INFORMATION SUPPLIED Block Start
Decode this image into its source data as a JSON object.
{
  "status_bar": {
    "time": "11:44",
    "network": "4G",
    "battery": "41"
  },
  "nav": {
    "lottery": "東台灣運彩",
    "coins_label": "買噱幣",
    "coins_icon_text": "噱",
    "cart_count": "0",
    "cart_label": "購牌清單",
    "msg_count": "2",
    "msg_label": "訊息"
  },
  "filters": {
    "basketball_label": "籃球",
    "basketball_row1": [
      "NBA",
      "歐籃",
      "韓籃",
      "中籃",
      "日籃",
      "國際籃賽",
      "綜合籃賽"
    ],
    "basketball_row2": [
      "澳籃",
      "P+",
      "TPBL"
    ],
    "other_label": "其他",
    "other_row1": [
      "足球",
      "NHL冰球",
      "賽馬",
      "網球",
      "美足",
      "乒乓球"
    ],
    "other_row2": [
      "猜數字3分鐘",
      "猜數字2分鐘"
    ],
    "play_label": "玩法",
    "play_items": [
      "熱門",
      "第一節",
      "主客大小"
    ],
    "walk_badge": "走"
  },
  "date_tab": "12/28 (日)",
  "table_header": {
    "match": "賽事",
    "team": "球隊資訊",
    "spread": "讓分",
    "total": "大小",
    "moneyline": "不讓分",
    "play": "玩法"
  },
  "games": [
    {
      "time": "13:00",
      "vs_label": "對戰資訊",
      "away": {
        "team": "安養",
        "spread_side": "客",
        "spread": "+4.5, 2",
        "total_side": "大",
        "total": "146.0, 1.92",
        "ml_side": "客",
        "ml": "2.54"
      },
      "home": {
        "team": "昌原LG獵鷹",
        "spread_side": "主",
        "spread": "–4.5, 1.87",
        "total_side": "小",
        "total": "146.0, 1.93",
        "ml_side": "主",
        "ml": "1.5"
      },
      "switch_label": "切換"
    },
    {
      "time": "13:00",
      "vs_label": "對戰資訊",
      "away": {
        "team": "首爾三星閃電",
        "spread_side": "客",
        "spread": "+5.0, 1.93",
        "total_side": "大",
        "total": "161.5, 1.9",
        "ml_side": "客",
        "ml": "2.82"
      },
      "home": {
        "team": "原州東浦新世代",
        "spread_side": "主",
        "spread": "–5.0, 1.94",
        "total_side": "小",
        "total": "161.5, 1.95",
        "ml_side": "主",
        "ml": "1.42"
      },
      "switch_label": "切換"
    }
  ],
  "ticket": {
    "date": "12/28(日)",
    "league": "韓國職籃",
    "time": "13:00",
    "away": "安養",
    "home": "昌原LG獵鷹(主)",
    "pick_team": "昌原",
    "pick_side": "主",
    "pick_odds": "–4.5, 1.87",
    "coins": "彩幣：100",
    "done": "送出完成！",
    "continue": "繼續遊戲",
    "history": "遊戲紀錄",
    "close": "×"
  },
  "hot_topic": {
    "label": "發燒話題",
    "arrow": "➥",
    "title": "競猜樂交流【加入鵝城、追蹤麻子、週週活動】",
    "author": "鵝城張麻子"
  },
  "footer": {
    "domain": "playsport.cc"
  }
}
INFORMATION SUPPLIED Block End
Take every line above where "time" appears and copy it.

RESPONSE:
    "time": "11:44",
      "time": "13:00",
      "time": "13:00",
    "time": "13:00",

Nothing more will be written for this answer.